There has always been a philanthropic element of society keen to reduce or eradicate sufferance, in addition to any state function. Those funding the work of charities are often keen to understand how charities work in the delicate space around the NHS and local authority social services, and how their funding meets beneficiary needs whilst also adding value to statutory services. Many health charities might benefit from the current media attention on NHS services, being an opportunity to make sure that activities are clearly adding value to the health and social care sector.
There are several significant ways in which charities contribute to the health and social care sector.
Cash – there are 250 NHS charities across the UK raising an additional £321 million for the NHS every year and managing about £2 billion in assets. Charities who support the NHS by delivering health and wellbeing services form a significant part of public giving in the UK
, with 20% going to hospitals and hospices and 25% going to medical research last year.
Services – Charities delivering services in and around the NHS form a critical part of the health and wellbeing network, from Macmillan volunteers through to peer-led support groups and addiction services. Charities work hard to integrate services with local authorities and the NHS to ensure beneficiaries receive the support they need.

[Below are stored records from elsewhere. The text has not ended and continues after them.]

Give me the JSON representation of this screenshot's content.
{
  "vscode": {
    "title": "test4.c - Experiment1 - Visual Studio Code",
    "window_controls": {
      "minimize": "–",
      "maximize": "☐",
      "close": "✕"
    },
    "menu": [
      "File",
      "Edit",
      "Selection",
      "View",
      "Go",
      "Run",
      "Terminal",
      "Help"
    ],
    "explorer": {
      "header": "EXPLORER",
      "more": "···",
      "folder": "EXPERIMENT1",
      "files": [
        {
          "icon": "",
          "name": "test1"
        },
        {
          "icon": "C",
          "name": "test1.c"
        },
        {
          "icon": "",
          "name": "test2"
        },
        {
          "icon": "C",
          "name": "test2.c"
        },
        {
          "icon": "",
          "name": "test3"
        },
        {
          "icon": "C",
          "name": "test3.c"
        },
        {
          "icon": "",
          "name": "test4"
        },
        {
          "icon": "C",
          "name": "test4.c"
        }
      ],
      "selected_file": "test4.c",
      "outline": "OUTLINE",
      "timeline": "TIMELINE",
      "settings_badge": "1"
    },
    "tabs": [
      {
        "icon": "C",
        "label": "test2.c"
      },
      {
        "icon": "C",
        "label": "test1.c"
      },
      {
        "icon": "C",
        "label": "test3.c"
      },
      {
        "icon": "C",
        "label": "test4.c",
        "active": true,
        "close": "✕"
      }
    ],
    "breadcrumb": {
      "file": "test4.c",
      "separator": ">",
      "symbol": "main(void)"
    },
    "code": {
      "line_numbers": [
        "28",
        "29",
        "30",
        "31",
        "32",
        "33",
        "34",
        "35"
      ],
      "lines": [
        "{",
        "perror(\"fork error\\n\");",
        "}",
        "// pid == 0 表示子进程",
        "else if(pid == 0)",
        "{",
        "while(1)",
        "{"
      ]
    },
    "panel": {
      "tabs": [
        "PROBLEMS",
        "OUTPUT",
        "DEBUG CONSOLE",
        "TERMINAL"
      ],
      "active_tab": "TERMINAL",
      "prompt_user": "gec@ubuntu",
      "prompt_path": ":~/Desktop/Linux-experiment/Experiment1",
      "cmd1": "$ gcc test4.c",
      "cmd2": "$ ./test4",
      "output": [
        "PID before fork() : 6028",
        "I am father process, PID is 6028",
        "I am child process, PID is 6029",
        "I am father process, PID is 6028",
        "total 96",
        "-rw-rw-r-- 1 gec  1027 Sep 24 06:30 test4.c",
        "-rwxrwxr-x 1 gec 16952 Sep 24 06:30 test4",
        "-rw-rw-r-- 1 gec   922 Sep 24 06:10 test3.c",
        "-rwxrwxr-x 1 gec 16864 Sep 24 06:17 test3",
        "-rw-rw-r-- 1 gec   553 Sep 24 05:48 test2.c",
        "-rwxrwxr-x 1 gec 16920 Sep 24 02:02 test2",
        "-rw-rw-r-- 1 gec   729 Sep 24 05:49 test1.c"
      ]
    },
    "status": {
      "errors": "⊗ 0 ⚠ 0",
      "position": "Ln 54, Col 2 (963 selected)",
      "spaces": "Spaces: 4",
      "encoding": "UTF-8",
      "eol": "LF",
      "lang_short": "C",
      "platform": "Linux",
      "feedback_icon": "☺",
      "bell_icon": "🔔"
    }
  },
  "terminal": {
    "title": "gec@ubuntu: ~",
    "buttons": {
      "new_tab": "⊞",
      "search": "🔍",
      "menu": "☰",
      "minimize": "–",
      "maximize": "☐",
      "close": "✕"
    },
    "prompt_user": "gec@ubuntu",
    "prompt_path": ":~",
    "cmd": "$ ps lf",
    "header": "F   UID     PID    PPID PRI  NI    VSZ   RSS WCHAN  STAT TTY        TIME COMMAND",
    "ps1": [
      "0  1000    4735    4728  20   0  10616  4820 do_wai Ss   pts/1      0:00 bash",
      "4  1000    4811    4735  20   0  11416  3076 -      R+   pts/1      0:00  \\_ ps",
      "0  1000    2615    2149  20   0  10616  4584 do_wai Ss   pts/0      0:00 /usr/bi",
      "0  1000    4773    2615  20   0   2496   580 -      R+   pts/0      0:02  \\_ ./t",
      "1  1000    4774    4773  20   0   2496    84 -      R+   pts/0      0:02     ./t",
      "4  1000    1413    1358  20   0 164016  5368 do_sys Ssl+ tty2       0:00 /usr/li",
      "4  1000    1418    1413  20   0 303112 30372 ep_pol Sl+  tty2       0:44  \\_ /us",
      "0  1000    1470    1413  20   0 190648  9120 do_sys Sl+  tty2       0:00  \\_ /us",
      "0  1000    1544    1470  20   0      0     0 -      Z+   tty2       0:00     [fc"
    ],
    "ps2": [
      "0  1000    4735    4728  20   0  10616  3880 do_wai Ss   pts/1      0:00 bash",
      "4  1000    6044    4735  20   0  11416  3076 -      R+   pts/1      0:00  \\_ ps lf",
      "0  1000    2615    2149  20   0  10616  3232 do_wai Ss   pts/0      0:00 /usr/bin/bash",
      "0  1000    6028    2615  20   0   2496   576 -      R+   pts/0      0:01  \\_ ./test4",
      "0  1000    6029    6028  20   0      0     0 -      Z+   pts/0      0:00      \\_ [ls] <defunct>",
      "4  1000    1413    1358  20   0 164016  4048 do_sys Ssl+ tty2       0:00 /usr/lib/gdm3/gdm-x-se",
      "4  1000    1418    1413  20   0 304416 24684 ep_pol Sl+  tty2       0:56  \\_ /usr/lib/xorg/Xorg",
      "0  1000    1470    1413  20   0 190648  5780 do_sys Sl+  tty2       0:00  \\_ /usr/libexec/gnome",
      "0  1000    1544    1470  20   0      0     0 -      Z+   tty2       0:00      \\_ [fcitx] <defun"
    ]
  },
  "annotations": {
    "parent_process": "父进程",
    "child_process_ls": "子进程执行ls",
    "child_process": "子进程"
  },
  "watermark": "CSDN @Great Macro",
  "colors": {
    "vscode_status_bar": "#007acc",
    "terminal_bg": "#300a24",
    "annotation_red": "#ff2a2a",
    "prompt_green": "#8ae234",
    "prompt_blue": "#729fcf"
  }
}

Policy and Campaigning – Charities sit in a uniquely powerful position to be able to positively influence the political landscape and campaign for change. Many awareness-raising campaigns are driven by charities and their advocates and this is done from a position of independence from the NHS.
In order to ensure your charity is optimising the opportunity to evidence additionality, consider how your case for support is presented. Here is how to stand out and present a clear case to funders and commissioners:
1. Be specific about the need you are addressing, it may be an individual or community need, but a great case for support should start with a clearly defined need.
2. Understand and articulate the golden thread flowing between your charity objects, your strategic and business plans and activities and how these all link together.
3. Be clear about the benefit your charity brings to the world of wellbeing for beneficiaries and demonstrate and evidence that impact. Sometimes it is helpful to show this diagrammatically or with a theory of change rather than a lengthy research document.
4. Have a monitoring and development framework that allows you to accurately measure the impact your work is having and shows your methodology.
5. Talk about how your work develops over time or is sustained.
6. Say why your organisation is best placed to provide this support and what makes your work unique if there are others operating in a similar space. This is especially important if there may be a perceived overlap, in particular with those in the statutory sector.
7. Develop a compelling set of case studies that bring your work to life and include media to make your examples stand out.
For charities that can show this real added value in wellbeing support services, there are lots of opportunities to demonstrate added value and achieve funding.
If you’re finding it a challenge to present a case for support that gets your health charity streets ahead of the competition, get in touch with the office at firstname.lastname@example.org
and one of the team will be in touch to see if we can add capacity and expertise to your fundraising.